--- EXCERPTED RECORDS Enclosed Below ---
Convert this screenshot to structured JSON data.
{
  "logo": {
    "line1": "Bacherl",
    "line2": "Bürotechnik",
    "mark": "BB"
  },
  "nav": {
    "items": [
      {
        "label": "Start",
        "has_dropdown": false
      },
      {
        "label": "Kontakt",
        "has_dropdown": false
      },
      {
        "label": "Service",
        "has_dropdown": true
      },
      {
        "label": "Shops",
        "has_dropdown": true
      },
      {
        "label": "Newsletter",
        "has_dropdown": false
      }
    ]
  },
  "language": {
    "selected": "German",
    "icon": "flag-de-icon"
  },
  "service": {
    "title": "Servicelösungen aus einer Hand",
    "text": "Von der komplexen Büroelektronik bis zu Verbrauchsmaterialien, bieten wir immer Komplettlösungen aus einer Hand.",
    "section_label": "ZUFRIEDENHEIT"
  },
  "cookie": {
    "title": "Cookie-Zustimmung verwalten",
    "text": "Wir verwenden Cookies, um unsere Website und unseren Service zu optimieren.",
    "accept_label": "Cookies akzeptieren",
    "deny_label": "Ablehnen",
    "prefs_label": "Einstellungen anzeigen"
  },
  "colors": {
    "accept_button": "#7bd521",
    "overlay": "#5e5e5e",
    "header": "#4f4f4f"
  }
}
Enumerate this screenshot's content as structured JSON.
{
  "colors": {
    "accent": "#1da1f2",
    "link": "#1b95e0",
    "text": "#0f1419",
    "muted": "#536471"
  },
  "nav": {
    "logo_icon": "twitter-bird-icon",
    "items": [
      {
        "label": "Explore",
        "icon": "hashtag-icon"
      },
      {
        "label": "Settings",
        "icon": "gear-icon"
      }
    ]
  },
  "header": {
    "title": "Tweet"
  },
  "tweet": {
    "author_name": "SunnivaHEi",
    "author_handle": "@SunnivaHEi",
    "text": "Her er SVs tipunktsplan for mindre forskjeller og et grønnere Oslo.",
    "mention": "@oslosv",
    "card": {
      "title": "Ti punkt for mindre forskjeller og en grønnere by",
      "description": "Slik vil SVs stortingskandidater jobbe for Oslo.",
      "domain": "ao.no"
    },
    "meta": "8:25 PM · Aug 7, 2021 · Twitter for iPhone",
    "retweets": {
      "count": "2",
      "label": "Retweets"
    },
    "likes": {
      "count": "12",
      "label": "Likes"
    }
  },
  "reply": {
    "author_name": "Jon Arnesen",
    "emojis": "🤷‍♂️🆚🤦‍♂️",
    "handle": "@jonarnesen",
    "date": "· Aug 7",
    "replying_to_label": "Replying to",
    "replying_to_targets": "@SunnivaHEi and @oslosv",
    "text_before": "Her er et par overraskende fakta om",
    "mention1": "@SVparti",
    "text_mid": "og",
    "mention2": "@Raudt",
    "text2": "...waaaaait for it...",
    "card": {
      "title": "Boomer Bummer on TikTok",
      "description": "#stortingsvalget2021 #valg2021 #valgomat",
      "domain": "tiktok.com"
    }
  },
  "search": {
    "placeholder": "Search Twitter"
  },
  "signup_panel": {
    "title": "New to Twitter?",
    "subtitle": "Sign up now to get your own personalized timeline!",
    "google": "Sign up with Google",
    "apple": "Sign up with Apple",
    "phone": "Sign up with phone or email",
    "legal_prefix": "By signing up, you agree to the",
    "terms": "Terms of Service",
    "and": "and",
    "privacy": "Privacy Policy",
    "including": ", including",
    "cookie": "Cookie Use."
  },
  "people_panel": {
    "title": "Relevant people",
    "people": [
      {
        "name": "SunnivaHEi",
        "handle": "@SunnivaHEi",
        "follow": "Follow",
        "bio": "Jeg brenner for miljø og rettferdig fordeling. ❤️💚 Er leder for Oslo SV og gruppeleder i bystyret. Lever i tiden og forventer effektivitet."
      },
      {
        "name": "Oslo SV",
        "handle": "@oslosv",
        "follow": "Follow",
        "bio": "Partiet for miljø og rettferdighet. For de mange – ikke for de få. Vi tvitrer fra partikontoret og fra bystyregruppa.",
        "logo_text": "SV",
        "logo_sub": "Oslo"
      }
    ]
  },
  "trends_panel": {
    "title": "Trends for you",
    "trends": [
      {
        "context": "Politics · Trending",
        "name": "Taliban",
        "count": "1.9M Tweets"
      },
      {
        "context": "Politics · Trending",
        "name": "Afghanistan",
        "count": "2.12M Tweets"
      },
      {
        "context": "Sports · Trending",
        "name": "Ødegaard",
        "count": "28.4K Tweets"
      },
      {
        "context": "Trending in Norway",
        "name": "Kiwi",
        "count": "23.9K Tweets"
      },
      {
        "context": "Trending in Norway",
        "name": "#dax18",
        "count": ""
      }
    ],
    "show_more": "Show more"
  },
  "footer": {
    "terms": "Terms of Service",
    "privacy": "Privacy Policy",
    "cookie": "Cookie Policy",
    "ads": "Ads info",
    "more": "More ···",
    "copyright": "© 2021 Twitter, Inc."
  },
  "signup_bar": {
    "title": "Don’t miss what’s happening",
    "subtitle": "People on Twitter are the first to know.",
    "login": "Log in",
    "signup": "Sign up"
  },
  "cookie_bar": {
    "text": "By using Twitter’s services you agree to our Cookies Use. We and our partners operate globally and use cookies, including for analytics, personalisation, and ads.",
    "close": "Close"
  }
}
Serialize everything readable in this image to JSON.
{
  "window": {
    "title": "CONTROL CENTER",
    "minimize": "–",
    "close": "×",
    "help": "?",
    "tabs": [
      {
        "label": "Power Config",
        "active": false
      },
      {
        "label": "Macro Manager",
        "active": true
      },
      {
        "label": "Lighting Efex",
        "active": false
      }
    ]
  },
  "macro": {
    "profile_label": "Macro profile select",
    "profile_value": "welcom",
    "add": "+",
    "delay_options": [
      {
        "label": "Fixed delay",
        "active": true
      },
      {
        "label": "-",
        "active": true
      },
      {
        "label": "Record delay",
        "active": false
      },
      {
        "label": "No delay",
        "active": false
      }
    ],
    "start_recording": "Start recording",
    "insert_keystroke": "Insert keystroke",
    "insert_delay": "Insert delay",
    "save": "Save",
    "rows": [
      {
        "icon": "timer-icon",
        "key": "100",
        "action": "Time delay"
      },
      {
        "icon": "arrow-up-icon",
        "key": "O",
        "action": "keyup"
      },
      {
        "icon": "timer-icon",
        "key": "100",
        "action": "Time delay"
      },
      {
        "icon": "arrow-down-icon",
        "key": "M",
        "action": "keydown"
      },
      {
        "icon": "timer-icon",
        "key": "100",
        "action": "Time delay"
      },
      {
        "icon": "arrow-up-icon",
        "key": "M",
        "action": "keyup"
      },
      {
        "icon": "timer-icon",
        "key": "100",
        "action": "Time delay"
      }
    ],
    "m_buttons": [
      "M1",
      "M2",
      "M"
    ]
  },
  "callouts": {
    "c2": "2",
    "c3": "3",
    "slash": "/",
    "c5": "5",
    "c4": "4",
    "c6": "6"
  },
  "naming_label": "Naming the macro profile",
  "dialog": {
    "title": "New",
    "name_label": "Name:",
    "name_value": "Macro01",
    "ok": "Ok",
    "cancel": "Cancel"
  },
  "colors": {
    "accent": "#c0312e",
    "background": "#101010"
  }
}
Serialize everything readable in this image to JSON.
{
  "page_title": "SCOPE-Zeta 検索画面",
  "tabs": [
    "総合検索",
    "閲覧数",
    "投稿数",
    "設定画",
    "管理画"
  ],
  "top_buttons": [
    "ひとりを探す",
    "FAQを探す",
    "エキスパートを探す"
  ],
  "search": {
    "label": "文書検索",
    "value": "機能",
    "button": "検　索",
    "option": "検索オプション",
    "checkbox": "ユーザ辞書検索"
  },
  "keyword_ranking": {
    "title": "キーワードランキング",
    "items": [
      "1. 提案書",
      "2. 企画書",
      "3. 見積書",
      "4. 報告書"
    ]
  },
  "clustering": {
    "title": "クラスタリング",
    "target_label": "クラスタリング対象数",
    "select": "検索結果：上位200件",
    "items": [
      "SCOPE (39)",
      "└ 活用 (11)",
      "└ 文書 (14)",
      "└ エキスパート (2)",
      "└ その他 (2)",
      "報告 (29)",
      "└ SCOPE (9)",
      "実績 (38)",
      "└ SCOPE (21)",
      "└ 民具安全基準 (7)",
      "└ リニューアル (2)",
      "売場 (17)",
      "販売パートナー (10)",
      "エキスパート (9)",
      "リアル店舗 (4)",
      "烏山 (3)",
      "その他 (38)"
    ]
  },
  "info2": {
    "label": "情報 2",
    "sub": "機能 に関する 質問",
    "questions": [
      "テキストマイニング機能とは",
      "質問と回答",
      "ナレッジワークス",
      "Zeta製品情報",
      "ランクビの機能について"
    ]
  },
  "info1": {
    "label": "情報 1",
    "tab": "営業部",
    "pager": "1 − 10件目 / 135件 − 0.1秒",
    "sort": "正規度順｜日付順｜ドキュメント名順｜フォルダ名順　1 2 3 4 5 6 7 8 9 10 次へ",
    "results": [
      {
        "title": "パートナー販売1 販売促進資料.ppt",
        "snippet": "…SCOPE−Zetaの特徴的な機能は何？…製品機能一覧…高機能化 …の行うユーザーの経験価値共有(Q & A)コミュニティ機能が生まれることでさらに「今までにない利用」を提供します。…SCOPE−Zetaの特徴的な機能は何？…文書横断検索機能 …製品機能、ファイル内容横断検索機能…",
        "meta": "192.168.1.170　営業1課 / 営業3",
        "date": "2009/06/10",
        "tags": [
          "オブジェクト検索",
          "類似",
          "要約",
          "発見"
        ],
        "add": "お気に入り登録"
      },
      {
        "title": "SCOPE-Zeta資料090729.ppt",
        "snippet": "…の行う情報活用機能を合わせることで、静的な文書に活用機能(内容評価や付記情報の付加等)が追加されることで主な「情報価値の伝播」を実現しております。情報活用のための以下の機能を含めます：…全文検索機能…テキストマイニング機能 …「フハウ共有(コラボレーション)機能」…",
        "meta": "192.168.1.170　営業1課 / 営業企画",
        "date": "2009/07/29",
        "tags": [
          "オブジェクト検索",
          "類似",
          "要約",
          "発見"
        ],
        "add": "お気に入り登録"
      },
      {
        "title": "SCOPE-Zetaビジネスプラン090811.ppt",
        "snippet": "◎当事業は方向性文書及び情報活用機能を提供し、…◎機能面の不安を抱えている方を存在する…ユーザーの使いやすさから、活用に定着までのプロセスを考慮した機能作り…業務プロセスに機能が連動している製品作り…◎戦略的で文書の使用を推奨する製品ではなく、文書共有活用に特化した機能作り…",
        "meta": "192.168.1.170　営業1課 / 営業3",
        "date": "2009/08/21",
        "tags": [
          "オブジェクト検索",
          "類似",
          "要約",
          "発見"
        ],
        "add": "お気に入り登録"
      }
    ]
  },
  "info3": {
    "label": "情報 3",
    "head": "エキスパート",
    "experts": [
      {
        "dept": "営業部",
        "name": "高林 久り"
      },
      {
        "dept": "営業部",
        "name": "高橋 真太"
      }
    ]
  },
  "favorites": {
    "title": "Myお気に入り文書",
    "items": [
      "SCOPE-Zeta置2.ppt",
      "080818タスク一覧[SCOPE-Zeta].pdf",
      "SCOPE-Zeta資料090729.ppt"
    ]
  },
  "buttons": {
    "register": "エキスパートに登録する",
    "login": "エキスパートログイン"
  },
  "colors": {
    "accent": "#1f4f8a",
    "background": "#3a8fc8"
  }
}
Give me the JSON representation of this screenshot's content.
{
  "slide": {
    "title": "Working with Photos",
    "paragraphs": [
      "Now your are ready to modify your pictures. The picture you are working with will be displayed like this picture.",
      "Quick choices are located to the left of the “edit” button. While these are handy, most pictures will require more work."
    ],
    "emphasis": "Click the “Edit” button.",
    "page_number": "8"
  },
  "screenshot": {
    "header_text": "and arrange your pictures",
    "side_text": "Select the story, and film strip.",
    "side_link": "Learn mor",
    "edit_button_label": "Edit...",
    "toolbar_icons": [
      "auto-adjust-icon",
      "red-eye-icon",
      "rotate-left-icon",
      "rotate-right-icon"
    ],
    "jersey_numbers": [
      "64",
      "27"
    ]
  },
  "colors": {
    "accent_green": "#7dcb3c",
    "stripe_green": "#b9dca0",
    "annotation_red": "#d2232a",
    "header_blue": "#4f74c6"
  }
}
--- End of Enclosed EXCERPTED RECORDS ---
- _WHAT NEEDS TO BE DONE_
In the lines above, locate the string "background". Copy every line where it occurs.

- _RESULT OF THE TASK_
    "background": "#101010"
    "background": "#3a8fc8"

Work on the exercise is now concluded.